= Beginning of Section =

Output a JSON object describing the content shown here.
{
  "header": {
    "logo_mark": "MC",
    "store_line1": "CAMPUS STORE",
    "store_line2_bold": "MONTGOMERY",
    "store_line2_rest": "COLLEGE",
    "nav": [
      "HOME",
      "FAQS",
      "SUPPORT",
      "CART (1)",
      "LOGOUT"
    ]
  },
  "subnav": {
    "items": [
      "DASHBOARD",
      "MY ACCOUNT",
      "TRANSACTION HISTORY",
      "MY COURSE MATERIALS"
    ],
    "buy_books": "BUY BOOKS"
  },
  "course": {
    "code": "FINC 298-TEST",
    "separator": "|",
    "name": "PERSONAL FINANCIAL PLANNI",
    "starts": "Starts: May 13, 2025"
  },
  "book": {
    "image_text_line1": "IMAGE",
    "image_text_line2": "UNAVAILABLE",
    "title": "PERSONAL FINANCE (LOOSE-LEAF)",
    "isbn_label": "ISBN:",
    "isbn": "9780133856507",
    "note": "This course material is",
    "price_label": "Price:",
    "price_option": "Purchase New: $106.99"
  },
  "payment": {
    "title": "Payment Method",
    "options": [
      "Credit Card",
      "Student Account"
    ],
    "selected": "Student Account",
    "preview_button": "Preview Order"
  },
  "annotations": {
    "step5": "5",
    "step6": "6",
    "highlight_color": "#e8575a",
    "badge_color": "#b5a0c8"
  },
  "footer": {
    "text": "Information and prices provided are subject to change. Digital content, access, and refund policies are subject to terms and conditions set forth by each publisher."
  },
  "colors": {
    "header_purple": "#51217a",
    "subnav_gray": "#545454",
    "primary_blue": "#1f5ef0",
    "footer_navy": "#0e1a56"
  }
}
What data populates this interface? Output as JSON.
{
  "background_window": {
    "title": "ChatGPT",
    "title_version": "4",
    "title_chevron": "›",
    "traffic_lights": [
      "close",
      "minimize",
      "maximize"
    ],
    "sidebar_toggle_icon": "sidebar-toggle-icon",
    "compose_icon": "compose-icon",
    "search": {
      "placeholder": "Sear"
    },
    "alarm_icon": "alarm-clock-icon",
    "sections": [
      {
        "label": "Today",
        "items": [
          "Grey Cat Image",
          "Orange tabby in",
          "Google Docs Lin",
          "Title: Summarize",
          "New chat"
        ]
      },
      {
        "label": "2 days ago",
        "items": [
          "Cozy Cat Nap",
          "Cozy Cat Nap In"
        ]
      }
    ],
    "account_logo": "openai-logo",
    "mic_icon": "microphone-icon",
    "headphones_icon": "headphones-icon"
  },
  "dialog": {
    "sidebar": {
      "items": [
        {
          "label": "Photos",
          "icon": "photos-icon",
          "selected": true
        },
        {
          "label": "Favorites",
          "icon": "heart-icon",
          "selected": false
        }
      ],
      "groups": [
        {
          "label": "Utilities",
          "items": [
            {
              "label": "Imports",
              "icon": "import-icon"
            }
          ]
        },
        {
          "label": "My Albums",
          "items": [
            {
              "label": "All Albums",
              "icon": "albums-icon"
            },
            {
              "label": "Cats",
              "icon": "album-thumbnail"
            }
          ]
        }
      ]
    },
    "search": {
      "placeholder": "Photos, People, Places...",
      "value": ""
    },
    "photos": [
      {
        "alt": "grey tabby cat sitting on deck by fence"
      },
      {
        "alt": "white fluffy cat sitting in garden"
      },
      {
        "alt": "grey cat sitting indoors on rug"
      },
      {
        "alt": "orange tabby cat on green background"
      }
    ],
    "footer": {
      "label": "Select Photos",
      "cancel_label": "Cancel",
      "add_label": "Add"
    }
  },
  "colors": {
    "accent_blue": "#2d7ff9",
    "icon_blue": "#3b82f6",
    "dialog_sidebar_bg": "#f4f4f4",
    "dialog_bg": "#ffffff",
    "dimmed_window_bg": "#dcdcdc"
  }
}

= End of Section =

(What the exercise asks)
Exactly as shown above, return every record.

(Answer box)
Output a JSON object describing the content shown here.
{
  "header": {
    "logo_mark": "MC",
    "store_line1": "CAMPUS STORE",
    "store_line2_bold": "MONTGOMERY",
    "store_line2_rest": "COLLEGE",
    "nav": [
      "HOME",
      "FAQS",
      "SUPPORT",
      "CART (1)",
      "LOGOUT"
    ]
  },
  "subnav": {
    "items": [
      "DASHBOARD",
      "MY ACCOUNT",
      "TRANSACTION HISTORY",
      "MY COURSE MATERIALS"
    ],
    "buy_books": "BUY BOOKS"
  },
  "course": {
    "code": "FINC 298-TEST",
    "separator": "|",
    "name": "PERSONAL FINANCIAL PLANNI",
    "starts": "Starts: May 13, 2025"
  },
  "book": {
    "image_text_line1": "IMAGE",
    "image_text_line2": "UNAVAILABLE",
    "title": "PERSONAL FINANCE (LOOSE-LEAF)",
    "isbn_label": "ISBN:",
    "isbn": "9780133856507",
    "note": "This course material is",
    "price_label": "Price:",
    "price_option": "Purchase New: $106.99"
  },
  "payment": {
    "title": "Payment Method",
    "options": [
      "Credit Card",
      "Student Account"
    ],
    "selected": "Student Account",
    "preview_button": "Preview Order"
  },
  "annotations": {
    "step5": "5",
    "step6": "6",
    "highlight_color": "#e8575a",
    "badge_color": "#b5a0c8"
  },
  "footer": {
    "text": "Information and prices provided are subject to change. Digital content, access, and refund policies are subject to terms and conditions set forth by each publisher."
  },
  "colors": {
    "header_purple": "#51217a",
    "subnav_gray": "#545454",
    "primary_blue": "#1f5ef0",
    "footer_navy": "#0e1a56"
  }
}
What data populates this interface? Output as JSON.
{
  "background_window": {
    "title": "ChatGPT",
    "title_version": "4",
    "title_chevron": "›",
    "traffic_lights": [
      "close",
      "minimize",
      "maximize"
    ],
    "sidebar_toggle_icon": "sidebar-toggle-icon",
    "compose_icon": "compose-icon",
    "search": {
      "placeholder": "Sear"
    },
    "alarm_icon": "alarm-clock-icon",
    "sections": [
      {
        "label": "Today",
        "items": [
          "Grey Cat Image",
          "Orange tabby in",
          "Google Docs Lin",
          "Title: Summarize",
          "New chat"
        ]
      },
      {
        "label": "2 days ago",
        "items": [
          "Cozy Cat Nap",
          "Cozy Cat Nap In"
        ]
      }
    ],
    "account_logo": "openai-logo",
    "mic_icon": "microphone-icon",
    "headphones_icon": "headphones-icon"
  },
  "dialog": {
    "sidebar": {
      "items": [
        {
          "label": "Photos",
          "icon": "photos-icon",
          "selected": true
        },
        {
          "label": "Favorites",
          "icon": "heart-icon",
          "selected": false
        }
      ],
      "groups": [
        {
          "label": "Utilities",
          "items": [
            {
              "label": "Imports",
              "icon": "import-icon"
            }
          ]
        },
        {
          "label": "My Albums",
          "items": [
            {
              "label": "All Albums",
              "icon": "albums-icon"
            },
            {
              "label": "Cats",
              "icon": "album-thumbnail"
            }
          ]
        }
      ]
    },
    "search": {
      "placeholder": "Photos, People, Places...",
      "value": ""
    },
    "photos": [
      {
        "alt": "grey tabby cat sitting on deck by fence"
      },
      {
        "alt": "white fluffy cat sitting in garden"
      },
      {
        "alt": "grey cat sitting indoors on rug"
      },
      {
        "alt": "orange tabby cat on green background"
      }
    ],
    "footer": {
      "label": "Select Photos",
      "cancel_label": "Cancel",
      "add_label": "Add"
    }
  },
  "colors": {
    "accent_blue": "#2d7ff9",
    "icon_blue": "#3b82f6",
    "dialog_sidebar_bg": "#f4f4f4",
    "dialog_bg": "#ffffff",
    "dimmed_window_bg": "#dcdcdc"
  }
}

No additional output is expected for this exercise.